Maintain Your Sanity
- Noise-cancelling headphones may be one of the best investments you can make. Whether you play music through them or not, they can give you that oasis of peace in the sea of chaos swirling around you.
- For the times you need to focus hard on a task, block out the time on your calendar and set your IM to “busy”. Some people block out 2-hour no-interruption time slots each day for focused work time.
- Let people know you’d prefer them to schedule a meeting with you any time they have a non-urgent issue, rather than dropping by.
- If you find you have the same people interrupting you often, it might be wise to schedule daily meeting times with them or the whole team—to better control the unannounced visits.
- Changing your location during the day can boost your productivity and give you the physical and mental refreshment you may need. Try moving to a meeting room, company library, or coffee shop when you need to focus on something important.
- Clear the clutter! Visual “noise” can be as annoying as audible noise. You’ll be better able to focus, produce, and process in clean and streamlined surroundings.
Play Nice with Others
- Just because you can see someone from your desk doesn’t mean they’re available to talk. Find out first if they’re free before stopping by.
- Try not to interrupt someone wearing headphones. They’ve got them on for a reason.
- Keep your volume low when talking on the phone, especially if you’re the type that needs to do a “walkabout” as you talk.
- If you must eat at your desk, be careful of smelly food. Good smells or bad, they all can disturb your neighbors. Cold foods like sandwiches and salads won’t bother anyone; hot foods should be eaten elsewhere.
- Play music, video clips, and movies only through your headset.
- Never read someone’s computer screen or comment on conversations you’ve overheard in the airspace.
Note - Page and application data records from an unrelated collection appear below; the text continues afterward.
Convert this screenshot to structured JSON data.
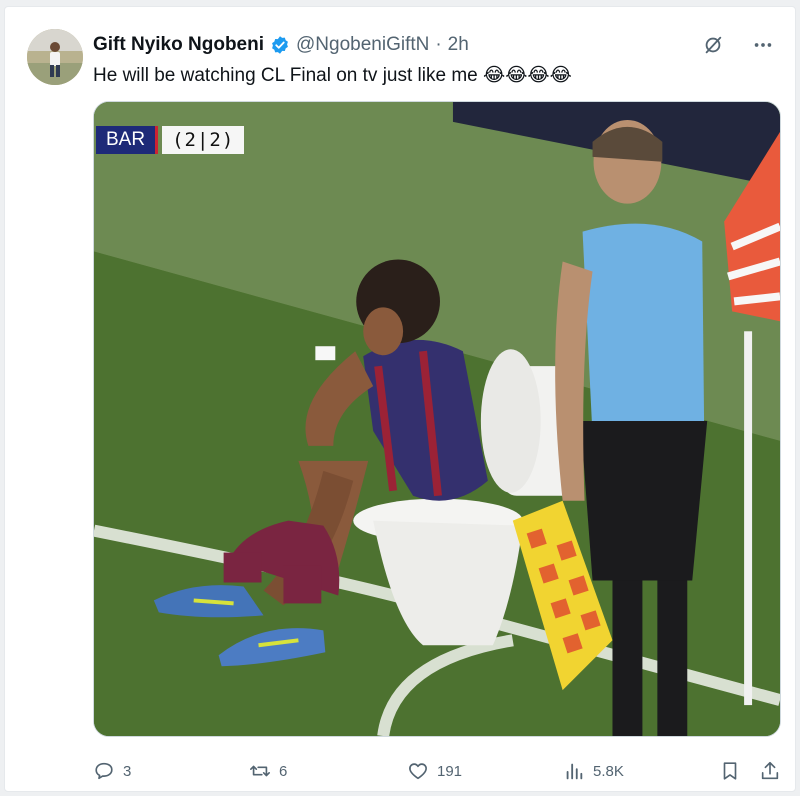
{
  "tweet": {
    "display_name": "Gift Nyiko Ngobeni",
    "handle": "@NgobeniGiftN",
    "separator": "·",
    "time": "2h",
    "text": "He will be watching CL Final on tv just like me 😂😂😂😂",
    "verified_color": "#1d9bf0"
  },
  "media": {
    "score_team": "BAR",
    "score_value": "(2|2)"
  },
  "actions": {
    "replies": "3",
    "reposts": "6",
    "likes": "191",
    "views": "5.8K"
  },
  "icons": [
    "grok-icon",
    "more-icon",
    "reply-icon",
    "repost-icon",
    "like-icon",
    "views-icon",
    "bookmark-icon",
    "share-icon"
  ]
}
Resist answering questions you overheard emanating from the desks around you!
© 2016 Jill Bremer